[Excerpts from an interface dataset]
*** Block opens ***
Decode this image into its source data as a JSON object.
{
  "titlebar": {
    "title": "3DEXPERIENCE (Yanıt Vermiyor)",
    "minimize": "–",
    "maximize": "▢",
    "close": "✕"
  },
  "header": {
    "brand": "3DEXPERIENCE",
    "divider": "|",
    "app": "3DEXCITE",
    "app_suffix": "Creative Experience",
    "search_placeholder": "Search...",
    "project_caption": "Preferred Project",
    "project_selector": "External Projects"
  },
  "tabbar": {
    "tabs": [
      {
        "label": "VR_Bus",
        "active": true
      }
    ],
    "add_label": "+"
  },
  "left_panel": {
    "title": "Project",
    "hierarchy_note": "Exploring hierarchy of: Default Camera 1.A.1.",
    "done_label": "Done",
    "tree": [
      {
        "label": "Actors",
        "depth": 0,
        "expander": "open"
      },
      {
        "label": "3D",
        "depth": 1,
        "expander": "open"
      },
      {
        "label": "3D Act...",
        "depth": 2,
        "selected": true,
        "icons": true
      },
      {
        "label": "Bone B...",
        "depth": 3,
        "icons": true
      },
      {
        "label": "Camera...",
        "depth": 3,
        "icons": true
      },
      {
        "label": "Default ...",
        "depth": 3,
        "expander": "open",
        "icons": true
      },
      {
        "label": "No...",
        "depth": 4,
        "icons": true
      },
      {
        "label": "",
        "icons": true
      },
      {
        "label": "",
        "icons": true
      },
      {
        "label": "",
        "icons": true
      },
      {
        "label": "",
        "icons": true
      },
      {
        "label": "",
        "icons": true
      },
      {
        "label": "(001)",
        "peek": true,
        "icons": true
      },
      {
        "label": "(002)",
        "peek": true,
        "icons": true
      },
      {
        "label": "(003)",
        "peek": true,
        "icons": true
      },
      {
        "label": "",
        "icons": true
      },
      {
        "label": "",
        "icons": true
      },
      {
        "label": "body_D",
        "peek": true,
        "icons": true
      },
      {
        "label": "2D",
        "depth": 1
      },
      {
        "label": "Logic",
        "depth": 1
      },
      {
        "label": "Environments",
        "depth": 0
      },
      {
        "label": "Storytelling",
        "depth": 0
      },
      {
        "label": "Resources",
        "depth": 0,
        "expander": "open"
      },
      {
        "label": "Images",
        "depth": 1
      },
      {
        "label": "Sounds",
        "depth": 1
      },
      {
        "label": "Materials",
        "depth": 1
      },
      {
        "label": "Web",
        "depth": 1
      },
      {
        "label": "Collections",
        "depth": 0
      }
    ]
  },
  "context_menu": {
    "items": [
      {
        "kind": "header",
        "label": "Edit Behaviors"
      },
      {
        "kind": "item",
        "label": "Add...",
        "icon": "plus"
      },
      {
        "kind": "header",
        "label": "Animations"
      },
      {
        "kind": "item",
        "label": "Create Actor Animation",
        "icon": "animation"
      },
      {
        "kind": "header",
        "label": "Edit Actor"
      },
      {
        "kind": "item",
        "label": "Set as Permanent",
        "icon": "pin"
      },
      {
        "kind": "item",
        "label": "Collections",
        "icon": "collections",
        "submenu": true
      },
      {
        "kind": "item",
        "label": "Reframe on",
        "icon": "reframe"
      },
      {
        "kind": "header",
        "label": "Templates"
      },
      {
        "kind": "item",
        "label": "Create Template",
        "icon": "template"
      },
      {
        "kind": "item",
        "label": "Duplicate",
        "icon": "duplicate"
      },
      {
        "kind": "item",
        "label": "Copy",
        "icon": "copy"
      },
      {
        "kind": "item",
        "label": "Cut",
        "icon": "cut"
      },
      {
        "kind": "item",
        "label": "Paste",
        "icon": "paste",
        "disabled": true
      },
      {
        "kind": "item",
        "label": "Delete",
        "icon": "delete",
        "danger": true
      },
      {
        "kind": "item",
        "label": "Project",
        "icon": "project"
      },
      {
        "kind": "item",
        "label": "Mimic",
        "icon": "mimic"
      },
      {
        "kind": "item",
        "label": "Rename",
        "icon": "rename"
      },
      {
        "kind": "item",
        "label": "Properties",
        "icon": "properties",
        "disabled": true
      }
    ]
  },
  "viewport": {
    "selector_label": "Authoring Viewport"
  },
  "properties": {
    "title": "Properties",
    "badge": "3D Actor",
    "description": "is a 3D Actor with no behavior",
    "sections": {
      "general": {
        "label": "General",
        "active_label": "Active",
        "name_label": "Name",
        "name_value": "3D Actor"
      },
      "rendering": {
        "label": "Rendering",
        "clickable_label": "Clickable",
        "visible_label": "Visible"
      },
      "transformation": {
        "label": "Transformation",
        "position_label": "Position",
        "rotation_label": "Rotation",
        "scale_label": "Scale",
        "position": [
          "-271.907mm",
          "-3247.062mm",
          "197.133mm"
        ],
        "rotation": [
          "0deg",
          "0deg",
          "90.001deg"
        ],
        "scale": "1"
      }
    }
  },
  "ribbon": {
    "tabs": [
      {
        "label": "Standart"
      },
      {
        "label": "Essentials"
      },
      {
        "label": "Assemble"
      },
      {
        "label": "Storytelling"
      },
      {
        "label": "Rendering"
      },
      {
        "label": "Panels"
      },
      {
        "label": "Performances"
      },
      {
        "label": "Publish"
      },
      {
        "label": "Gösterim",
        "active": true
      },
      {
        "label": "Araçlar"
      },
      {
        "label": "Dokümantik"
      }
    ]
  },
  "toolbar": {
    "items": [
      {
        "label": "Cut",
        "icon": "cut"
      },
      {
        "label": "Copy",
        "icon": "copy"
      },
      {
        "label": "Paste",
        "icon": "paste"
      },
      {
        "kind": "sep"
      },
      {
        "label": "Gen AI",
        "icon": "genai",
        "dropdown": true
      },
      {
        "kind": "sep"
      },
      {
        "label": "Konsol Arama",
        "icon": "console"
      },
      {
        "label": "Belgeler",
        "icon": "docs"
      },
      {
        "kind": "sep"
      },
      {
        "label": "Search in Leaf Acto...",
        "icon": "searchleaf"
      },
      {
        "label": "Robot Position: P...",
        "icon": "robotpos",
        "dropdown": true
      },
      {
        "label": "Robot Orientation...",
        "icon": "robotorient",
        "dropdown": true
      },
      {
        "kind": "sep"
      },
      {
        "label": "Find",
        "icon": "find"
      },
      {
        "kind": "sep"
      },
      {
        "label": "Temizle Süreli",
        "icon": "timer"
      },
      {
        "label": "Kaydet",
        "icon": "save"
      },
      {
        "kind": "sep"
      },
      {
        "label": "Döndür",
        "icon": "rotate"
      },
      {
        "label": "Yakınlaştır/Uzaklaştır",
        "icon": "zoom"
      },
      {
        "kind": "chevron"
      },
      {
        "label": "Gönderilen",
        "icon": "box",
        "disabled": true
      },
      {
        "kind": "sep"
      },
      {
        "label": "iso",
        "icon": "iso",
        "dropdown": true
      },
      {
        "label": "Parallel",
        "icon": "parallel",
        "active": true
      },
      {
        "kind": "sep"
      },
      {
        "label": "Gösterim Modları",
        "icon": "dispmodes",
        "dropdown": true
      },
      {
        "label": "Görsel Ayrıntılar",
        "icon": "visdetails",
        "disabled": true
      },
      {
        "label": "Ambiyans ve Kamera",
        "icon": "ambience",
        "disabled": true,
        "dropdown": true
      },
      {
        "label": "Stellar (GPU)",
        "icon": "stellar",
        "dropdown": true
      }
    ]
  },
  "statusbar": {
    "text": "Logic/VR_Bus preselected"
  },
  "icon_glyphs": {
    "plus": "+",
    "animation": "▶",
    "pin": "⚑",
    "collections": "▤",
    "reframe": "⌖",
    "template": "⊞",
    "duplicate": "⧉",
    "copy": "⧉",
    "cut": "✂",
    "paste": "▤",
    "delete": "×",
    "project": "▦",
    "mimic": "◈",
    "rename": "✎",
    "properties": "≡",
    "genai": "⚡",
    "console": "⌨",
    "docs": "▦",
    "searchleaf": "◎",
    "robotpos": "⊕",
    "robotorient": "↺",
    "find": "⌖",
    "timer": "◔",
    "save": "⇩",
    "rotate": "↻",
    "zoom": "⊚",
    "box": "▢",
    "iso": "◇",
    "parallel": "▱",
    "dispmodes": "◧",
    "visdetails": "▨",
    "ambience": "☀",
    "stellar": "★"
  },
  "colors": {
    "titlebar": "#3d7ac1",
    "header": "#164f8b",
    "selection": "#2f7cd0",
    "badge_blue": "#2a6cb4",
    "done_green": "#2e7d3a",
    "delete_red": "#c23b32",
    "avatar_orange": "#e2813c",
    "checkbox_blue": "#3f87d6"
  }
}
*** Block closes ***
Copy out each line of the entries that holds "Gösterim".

**Answer box**
        "label": "Gösterim",
        "label": "Gösterim Modları",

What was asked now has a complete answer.